## Your assignment
Check each line of the entries below for the word "Preferences", and copy the lines that have it.
** Opening Material provided block **
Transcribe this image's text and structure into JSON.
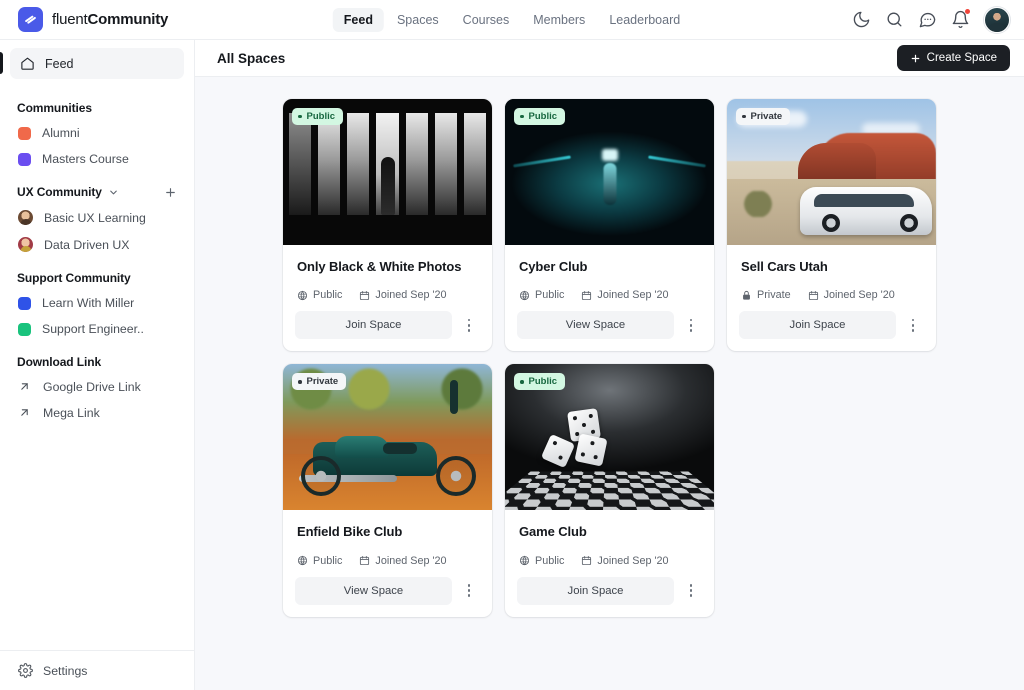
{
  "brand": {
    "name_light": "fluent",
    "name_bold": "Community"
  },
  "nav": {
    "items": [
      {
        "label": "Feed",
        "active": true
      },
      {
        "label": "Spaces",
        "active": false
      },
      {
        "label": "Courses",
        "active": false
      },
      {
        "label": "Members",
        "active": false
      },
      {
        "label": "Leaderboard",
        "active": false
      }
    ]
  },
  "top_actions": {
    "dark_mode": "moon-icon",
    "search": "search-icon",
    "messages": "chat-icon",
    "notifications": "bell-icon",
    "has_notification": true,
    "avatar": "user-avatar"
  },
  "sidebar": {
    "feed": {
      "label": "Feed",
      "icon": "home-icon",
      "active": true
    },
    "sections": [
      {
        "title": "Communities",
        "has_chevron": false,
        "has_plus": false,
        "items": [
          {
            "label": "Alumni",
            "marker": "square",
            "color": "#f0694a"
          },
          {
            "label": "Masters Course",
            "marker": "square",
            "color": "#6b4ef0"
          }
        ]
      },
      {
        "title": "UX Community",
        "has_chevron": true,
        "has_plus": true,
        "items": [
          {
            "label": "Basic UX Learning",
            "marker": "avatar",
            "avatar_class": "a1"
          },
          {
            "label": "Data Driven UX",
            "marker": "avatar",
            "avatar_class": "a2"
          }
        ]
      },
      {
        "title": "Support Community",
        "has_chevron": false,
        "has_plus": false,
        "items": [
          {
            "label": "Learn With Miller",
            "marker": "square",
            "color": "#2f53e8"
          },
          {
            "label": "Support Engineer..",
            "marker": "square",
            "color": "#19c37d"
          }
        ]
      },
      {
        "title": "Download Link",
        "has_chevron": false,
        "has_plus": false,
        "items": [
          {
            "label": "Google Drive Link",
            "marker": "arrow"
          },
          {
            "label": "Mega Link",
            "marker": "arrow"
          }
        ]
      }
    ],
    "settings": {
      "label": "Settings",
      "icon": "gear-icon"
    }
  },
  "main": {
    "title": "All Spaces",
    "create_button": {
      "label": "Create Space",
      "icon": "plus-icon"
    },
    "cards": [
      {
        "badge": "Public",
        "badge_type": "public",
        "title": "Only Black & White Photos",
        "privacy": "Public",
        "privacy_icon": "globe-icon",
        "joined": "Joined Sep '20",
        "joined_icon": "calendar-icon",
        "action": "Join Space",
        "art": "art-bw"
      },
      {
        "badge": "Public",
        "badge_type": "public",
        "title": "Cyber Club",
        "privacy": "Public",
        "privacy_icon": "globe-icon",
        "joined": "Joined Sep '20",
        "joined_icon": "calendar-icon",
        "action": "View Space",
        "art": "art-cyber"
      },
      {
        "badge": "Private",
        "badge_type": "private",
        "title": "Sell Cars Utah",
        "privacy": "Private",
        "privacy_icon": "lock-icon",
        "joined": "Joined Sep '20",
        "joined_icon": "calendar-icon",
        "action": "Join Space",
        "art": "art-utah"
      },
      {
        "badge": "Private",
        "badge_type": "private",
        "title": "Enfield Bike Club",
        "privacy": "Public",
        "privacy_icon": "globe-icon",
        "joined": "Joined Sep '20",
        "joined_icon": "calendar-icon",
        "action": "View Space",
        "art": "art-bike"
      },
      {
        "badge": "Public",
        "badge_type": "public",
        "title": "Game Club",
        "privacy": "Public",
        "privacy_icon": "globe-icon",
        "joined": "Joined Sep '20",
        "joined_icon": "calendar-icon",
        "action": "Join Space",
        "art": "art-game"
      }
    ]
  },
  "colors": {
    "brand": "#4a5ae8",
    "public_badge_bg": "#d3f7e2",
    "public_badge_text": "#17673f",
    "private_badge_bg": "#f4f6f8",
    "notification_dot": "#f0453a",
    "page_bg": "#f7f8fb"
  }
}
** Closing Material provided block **
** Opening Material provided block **
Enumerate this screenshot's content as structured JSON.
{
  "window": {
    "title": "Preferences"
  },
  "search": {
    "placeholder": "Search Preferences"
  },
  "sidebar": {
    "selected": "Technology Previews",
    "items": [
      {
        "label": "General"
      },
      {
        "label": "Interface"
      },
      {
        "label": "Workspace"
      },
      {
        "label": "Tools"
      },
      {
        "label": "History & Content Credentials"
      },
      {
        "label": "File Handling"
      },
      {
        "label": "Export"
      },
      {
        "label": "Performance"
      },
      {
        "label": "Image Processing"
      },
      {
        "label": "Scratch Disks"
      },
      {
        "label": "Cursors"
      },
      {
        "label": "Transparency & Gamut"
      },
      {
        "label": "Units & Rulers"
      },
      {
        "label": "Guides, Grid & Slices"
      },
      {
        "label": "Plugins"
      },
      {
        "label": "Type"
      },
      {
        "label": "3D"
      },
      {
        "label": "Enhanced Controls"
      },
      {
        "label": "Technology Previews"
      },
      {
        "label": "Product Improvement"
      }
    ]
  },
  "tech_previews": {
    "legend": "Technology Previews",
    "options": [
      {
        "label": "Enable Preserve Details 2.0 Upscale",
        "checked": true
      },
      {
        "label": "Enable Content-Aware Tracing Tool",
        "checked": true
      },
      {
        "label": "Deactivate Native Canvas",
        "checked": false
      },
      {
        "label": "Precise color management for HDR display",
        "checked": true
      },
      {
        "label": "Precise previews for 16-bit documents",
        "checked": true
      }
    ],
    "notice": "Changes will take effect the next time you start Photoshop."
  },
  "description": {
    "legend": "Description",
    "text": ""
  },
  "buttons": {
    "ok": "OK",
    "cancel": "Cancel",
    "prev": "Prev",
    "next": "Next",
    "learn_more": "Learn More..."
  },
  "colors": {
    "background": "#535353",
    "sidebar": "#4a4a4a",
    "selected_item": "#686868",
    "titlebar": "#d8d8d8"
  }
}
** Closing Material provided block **
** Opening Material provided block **
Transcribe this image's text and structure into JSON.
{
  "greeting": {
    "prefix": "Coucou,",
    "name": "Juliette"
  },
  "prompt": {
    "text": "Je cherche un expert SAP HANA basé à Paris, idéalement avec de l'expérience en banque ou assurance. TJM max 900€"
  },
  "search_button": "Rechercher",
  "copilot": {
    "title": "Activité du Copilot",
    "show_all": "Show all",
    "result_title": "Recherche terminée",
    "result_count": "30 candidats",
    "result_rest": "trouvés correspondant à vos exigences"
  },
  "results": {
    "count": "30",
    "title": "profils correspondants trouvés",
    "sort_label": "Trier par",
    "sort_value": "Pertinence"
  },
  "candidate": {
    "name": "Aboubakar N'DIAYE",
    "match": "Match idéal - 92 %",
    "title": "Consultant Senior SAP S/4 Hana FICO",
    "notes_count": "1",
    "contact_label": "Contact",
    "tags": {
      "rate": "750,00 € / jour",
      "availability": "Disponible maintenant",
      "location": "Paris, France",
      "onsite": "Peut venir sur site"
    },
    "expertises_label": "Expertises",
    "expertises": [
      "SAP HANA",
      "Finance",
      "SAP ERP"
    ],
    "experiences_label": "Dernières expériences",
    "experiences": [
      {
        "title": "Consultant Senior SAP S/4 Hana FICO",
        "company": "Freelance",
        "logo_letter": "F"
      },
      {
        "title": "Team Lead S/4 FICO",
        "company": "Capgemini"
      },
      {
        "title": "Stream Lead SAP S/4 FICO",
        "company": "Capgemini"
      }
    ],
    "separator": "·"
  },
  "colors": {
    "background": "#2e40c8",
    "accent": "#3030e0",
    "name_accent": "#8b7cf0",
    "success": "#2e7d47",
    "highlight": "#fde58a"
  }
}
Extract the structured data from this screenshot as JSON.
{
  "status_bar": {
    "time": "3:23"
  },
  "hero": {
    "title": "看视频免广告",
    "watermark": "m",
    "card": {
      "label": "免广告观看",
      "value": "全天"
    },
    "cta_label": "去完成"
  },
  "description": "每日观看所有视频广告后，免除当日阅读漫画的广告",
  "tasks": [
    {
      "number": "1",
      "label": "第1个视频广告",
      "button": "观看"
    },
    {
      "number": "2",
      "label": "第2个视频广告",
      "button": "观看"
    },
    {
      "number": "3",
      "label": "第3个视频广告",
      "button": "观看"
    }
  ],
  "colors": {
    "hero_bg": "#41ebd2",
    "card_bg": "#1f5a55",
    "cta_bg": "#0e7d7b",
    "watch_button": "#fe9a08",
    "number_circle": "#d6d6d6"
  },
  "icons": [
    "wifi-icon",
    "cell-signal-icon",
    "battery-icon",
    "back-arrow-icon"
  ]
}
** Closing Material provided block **
## Task output
    "title": "Preferences"
    "placeholder": "Search Preferences"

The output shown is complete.